• _PROVIDED RECORDS_
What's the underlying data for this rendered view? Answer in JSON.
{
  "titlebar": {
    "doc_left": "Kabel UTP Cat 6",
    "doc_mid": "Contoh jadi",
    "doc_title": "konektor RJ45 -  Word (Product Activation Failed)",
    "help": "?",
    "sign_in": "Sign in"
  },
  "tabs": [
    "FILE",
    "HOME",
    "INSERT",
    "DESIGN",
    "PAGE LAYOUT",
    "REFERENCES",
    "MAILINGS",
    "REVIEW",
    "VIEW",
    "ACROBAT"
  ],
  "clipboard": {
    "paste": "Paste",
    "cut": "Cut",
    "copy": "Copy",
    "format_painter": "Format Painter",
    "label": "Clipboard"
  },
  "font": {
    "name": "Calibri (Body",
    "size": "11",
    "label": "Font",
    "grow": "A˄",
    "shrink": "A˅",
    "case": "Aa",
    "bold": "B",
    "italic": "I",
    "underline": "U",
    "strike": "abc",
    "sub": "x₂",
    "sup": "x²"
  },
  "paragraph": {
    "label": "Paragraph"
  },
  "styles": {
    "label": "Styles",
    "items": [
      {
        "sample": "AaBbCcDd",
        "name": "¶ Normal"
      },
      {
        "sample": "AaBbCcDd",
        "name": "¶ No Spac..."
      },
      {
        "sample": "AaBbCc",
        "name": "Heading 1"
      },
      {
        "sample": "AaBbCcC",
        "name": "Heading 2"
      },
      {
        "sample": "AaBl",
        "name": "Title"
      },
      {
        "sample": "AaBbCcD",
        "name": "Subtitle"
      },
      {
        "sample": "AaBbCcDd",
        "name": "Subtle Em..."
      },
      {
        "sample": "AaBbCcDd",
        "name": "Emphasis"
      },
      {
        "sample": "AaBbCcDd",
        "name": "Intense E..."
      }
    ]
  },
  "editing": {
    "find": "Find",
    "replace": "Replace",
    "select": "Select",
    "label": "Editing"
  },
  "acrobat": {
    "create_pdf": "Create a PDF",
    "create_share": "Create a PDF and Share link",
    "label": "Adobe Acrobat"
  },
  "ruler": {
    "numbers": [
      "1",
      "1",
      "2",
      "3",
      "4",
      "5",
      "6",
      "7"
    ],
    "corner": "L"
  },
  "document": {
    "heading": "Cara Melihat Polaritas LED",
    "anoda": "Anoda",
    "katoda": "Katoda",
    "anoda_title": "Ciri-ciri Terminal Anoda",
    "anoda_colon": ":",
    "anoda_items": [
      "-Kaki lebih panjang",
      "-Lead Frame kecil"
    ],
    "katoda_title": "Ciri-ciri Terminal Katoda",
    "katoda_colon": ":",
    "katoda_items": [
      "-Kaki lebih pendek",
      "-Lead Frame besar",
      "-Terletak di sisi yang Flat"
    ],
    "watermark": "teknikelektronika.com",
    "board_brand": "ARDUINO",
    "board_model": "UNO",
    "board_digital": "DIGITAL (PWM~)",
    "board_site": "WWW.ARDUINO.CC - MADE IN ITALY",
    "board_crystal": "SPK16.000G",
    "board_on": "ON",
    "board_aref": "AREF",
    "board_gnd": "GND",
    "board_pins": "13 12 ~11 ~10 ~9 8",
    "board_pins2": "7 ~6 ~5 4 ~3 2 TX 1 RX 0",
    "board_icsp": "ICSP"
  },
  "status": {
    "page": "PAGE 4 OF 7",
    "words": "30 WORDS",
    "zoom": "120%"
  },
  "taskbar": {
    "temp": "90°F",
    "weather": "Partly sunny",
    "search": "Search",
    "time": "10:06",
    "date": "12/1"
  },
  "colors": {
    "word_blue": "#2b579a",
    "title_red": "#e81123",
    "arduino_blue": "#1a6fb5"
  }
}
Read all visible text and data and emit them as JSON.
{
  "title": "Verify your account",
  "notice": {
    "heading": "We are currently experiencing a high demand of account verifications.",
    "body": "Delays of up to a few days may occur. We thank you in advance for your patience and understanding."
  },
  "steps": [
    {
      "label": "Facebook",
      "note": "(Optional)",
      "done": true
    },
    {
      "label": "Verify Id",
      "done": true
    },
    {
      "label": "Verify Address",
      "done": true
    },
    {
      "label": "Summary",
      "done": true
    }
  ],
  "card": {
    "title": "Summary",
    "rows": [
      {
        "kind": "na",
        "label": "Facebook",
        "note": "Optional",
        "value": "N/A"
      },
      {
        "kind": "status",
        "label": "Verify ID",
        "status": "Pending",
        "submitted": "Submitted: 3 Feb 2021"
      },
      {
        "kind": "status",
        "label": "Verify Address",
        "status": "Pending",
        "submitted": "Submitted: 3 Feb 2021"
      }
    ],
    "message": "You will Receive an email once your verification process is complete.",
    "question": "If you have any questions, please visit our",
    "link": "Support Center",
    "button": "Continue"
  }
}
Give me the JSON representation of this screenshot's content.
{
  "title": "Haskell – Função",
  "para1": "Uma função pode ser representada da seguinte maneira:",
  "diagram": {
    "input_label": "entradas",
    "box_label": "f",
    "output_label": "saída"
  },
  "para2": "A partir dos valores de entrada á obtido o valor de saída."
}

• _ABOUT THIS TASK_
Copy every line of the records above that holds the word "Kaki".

• _TASK ANSWER_
      "-Kaki lebih panjang",
      "-Kaki lebih pendek",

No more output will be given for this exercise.